But in the last term, although it became a coalition partner, it did not deliver its promises. It couldn’t have. It started losing popularity and thought it could make up for it with street actions.” Read more: www.al-monitor.com/pulse/…



chattels: Economic problems in the region go back to 2014 when Baghdad stopped paying its agreed contribution to the Kurdish regional budget and accused the Kurds of exporting their own oil in violation of agreements. The economic situation worsened with IS attacks.
Although Baghdad and Erbil reached an agreement on oil, Iraqi Prime Minister Haider al-Abadi said the government did not have enough funds and delayed sending a reduced Kurdish share.

The Kurdish government responded by exporting its own oil. But when oil prices dropped to $50 a barrel, the Kurdish budget and income calculations were disrupted. That is why the salaries went unpaid. Read more: www.al-monitor.com/pulse/…


chattels: Iraq is in need of genuine legislation that guarantees the rights of detainees who have not been proven guilty, while those investigating the detainees need to be educated about international human rights laws and covenants.

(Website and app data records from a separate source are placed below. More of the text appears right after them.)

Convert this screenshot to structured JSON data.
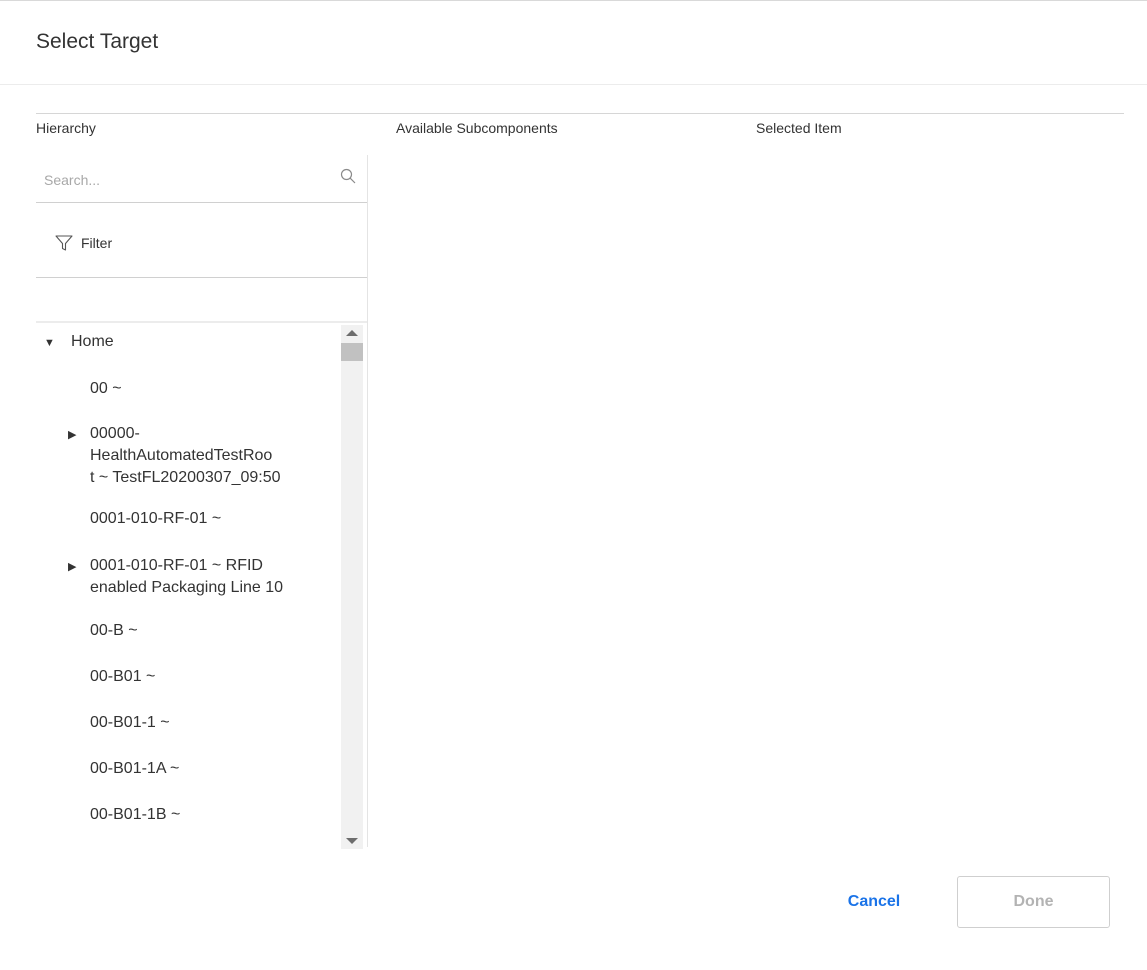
{
  "dialog": {
    "title": "Select Target"
  },
  "columns": {
    "hierarchy": "Hierarchy",
    "available": "Available Subcomponents",
    "selected": "Selected Item"
  },
  "search": {
    "placeholder": "Search..."
  },
  "filter": {
    "label": "Filter"
  },
  "tree": {
    "items": [
      {
        "text": "Home",
        "level": 0,
        "caret": "expanded"
      },
      {
        "text": "00 ~",
        "level": 1,
        "caret": "none"
      },
      {
        "text": "00000-\nHealthAutomatedTestRoo\nt ~ TestFL20200307_09:50",
        "level": 1,
        "caret": "collapsed"
      },
      {
        "text": "0001-010-RF-01 ~",
        "level": 1,
        "caret": "none"
      },
      {
        "text": "0001-010-RF-01 ~ RFID\nenabled Packaging Line 10",
        "level": 1,
        "caret": "collapsed"
      },
      {
        "text": "00-B ~",
        "level": 1,
        "caret": "none"
      },
      {
        "text": "00-B01 ~",
        "level": 1,
        "caret": "none"
      },
      {
        "text": "00-B01-1 ~",
        "level": 1,
        "caret": "none"
      },
      {
        "text": "00-B01-1A ~",
        "level": 1,
        "caret": "none"
      },
      {
        "text": "00-B01-1B ~",
        "level": 1,
        "caret": "none"
      }
    ]
  },
  "actions": {
    "cancel": "Cancel",
    "done": "Done"
  }
}
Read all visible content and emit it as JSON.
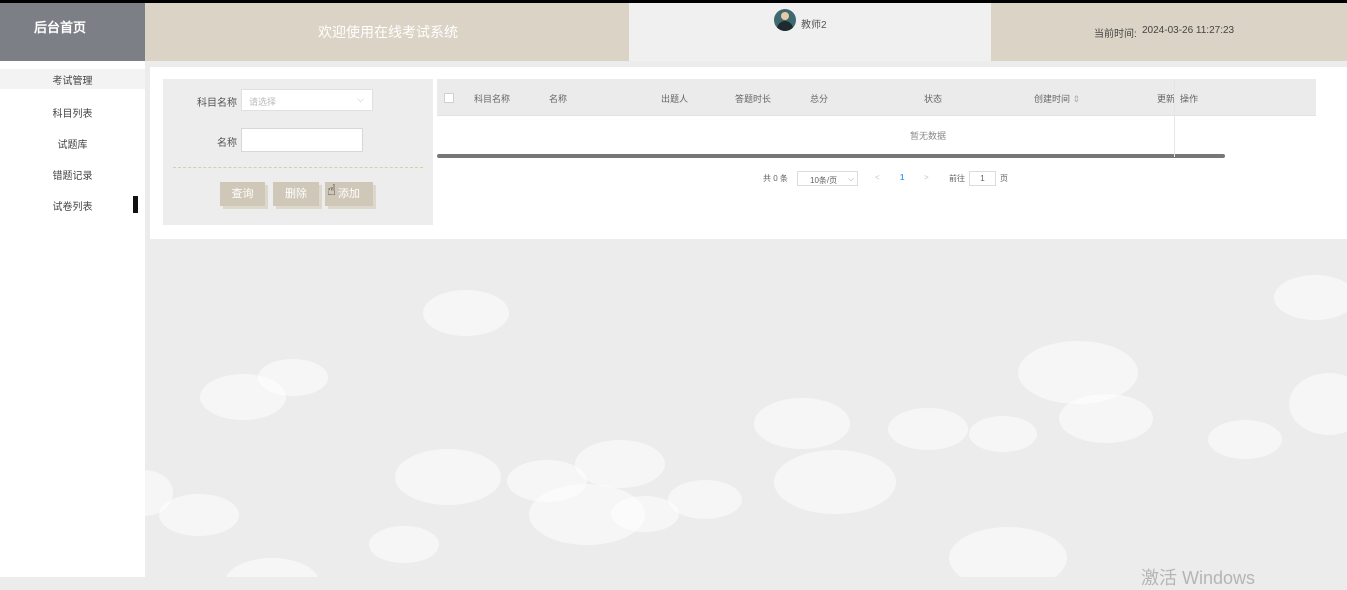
{
  "header": {
    "logo": "后台首页",
    "welcome": "欢迎使用在线考试系统",
    "username": "教师2",
    "time_label": "当前时间:",
    "time_value": "2024-03-26 11:27:23"
  },
  "sidebar": {
    "items": [
      {
        "label": "考试管理"
      },
      {
        "label": "科目列表"
      },
      {
        "label": "试题库"
      },
      {
        "label": "错题记录"
      },
      {
        "label": "试卷列表"
      }
    ]
  },
  "search_form": {
    "subject_label": "科目名称",
    "subject_placeholder": "请选择",
    "name_label": "名称",
    "name_value": "",
    "query_button": "查询",
    "delete_button": "删除",
    "add_button": "添加"
  },
  "table": {
    "columns": [
      "科目名称",
      "名称",
      "出题人",
      "答题时长",
      "总分",
      "状态",
      "创建时间",
      "更新",
      "操作"
    ],
    "sort_icon": "⇕",
    "empty_text": "暂无数据"
  },
  "pagination": {
    "total": "共 0 条",
    "page_size": "10条/页",
    "current_page": "1",
    "goto_label": "前往",
    "goto_value": "1",
    "page_unit": "页"
  },
  "watermark": "激活 Windows"
}
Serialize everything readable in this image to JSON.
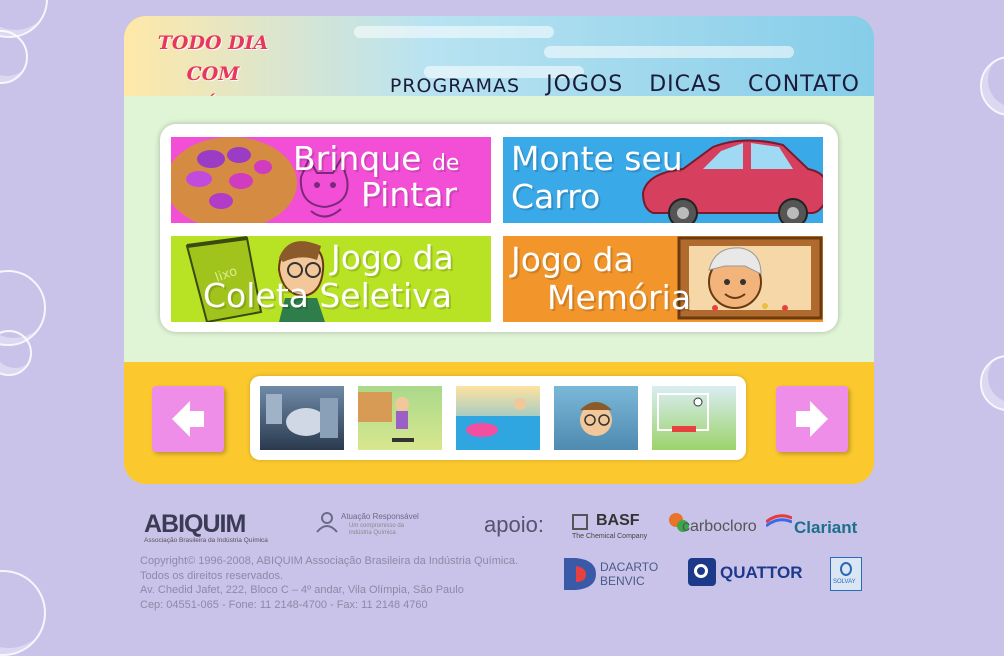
{
  "header": {
    "logo_line1": "TODO DIA COM",
    "logo_line2": "A QUÍMICA",
    "nav": [
      {
        "label": "PROGRAMAS"
      },
      {
        "label": "JOGOS"
      },
      {
        "label": "DICAS"
      },
      {
        "label": "CONTATO"
      }
    ]
  },
  "games": [
    {
      "line1": "Brinque",
      "line1_suffix": "de",
      "line2": "Pintar"
    },
    {
      "line1": "Monte seu",
      "line2": "Carro"
    },
    {
      "line1": "Jogo da",
      "line2": "Coleta Seletiva",
      "bin_label": "lixo"
    },
    {
      "line1": "Jogo da",
      "line2": "Memória"
    }
  ],
  "carousel": {
    "prev_label": "previous",
    "next_label": "next"
  },
  "sponsors": {
    "abiquim": "ABIQUIM",
    "abiquim_sub": "Associação Brasileira da Indústria Química",
    "atuacao": "Atuação Responsável",
    "atuacao_sub1": "Um compromisso da",
    "atuacao_sub2": "indústria Química",
    "apoio": "apoio:",
    "basf": "BASF",
    "basf_sub": "The Chemical Company",
    "carbocloro": "carbocloro",
    "clariant": "Clariant",
    "dacarto1": "DACARTO",
    "dacarto2": "BENVIC",
    "quattor": "QUATTOR",
    "solvay": "SOLVAY"
  },
  "footer": {
    "line1": "Copyright© 1996-2008, ABIQUIM Associação Brasileira da Indústria Química.",
    "line2": "Todos os direitos reservados.",
    "line3": "Av. Chedid Jafet, 222, Bloco C – 4º andar, Vila Olímpia, São Paulo",
    "line4": "Cep: 04551-065 - Fone: 11 2148-4700 - Fax: 11 2148 4760"
  },
  "colors": {
    "background": "#c9c3ea",
    "accent_yellow": "#fbc92e",
    "arrow_pink": "#ee8ee8",
    "logo_red": "#e8365e"
  }
}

Furthermore, human rights organizations should get involved and be allowed to visit detention centers in Iraq. Read more: www.al-monitor.com/pulse/…